WORK TO COMPLETE
Would you retype all of these records exactly?

WORKING DATA below:

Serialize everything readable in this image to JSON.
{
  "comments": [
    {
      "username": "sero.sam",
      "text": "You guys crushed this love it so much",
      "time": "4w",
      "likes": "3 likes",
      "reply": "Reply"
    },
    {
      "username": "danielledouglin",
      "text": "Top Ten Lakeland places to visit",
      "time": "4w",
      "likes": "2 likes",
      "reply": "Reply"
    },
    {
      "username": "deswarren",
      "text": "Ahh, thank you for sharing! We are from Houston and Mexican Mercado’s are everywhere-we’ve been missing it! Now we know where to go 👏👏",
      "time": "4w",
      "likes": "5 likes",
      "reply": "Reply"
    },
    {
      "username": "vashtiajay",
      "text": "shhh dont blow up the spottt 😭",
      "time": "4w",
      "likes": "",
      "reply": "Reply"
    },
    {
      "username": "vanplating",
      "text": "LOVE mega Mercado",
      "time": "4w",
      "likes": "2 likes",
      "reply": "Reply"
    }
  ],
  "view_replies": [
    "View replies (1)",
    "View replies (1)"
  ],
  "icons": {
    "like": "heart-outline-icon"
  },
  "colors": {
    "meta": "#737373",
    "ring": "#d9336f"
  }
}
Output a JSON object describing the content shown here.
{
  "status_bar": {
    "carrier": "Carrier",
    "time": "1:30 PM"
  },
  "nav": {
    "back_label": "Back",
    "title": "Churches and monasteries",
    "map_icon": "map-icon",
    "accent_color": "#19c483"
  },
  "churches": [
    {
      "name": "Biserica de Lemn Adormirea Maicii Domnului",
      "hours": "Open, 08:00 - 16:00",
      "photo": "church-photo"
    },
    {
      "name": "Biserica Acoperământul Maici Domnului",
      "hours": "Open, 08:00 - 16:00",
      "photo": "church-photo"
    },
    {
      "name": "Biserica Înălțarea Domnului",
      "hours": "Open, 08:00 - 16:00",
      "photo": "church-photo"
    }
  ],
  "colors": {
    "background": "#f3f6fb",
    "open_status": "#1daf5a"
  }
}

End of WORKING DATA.

SOLUTION
Serialize everything readable in this image to JSON.
{
  "comments": [
    {
      "username": "sero.sam",
      "text": "You guys crushed this love it so much",
      "time": "4w",
      "likes": "3 likes",
      "reply": "Reply"
    },
    {
      "username": "danielledouglin",
      "text": "Top Ten Lakeland places to visit",
      "time": "4w",
      "likes": "2 likes",
      "reply": "Reply"
    },
    {
      "username": "deswarren",
      "text": "Ahh, thank you for sharing! We are from Houston and Mexican Mercado’s are everywhere-we’ve been missing it! Now we know where to go 👏👏",
      "time": "4w",
      "likes": "5 likes",
      "reply": "Reply"
    },
    {
      "username": "vashtiajay",
      "text": "shhh dont blow up the spottt 😭",
      "time": "4w",
      "likes": "",
      "reply": "Reply"
    },
    {
      "username": "vanplating",
      "text": "LOVE mega Mercado",
      "time": "4w",
      "likes": "2 likes",
      "reply": "Reply"
    }
  ],
  "view_replies": [
    "View replies (1)",
    "View replies (1)"
  ],
  "icons": {
    "like": "heart-outline-icon"
  },
  "colors": {
    "meta": "#737373",
    "ring": "#d9336f"
  }
}
Output a JSON object describing the content shown here.
{
  "status_bar": {
    "carrier": "Carrier",
    "time": "1:30 PM"
  },
  "nav": {
    "back_label": "Back",
    "title": "Churches and monasteries",
    "map_icon": "map-icon",
    "accent_color": "#19c483"
  },
  "churches": [
    {
      "name": "Biserica de Lemn Adormirea Maicii Domnului",
      "hours": "Open, 08:00 - 16:00",
      "photo": "church-photo"
    },
    {
      "name": "Biserica Acoperământul Maici Domnului",
      "hours": "Open, 08:00 - 16:00",
      "photo": "church-photo"
    },
    {
      "name": "Biserica Înălțarea Domnului",
      "hours": "Open, 08:00 - 16:00",
      "photo": "church-photo"
    }
  ],
  "colors": {
    "background": "#f3f6fb",
    "open_status": "#1daf5a"
  }
}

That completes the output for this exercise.